The Bible does not contain a clear-cut statement as to whether being transgender is a sin. What is known is God’s love for mankind, expressed most perfectly in the person of Jesus and his sacrificial death on the cross. Romans 8 states clearly that if someone is a Christian, they are being conformed to the likeness of Christ, through grace. This is true for all Christians, regardless of past or present sin, imperfection and doubt. So too is it true of transgender Christians, whether they are just beginning to examine their feelings of confused gender identity, or they have completed transition. In the former case, there is opportunity for the Holy Spirit to minister to them out of the truth of who God has made them to be. In the latter case, it is not possible to reverse a transition, so condemning that choice (whether made before or after salvation) is not helpful. What is needed is affirmation through the Holy Spirit and Christian brothers and sisters, so that the person attains a healthy perspective on their identity in Christ.
If you, like me, have been confused about how to respond to transgender people in the past, I hope this has been helpful. I have two very important pieces of advice for you:
- Transgender people are people first and foremost. Love them, as Jesus asks you to.
- Do some research of your own. Don’t just read Christian sources; find out what transgender people are writing about themselves.

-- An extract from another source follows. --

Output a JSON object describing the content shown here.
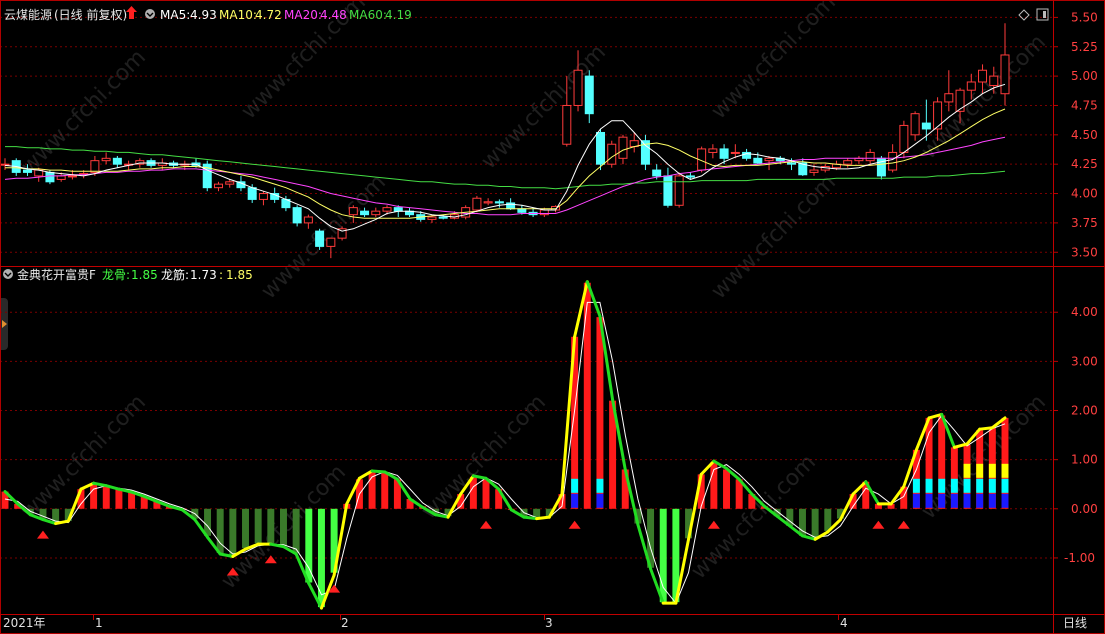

If you are transgender and you’ve been hurt by Christians, either directly or through what you’ve read online, please know that God doesn’t hate you; quite the opposite! God loves you in a way nobody else can. He knows you intimately, because He made you. He sees all the amazing things about you, and He sees all the bad things about you, and He loves you. You may have been given the impression in the past that God can’t accept you because you’re trans. In reality, it’s only in God that you will find true, lasting and meaningful acceptance, so I encourage you to find out more about Him.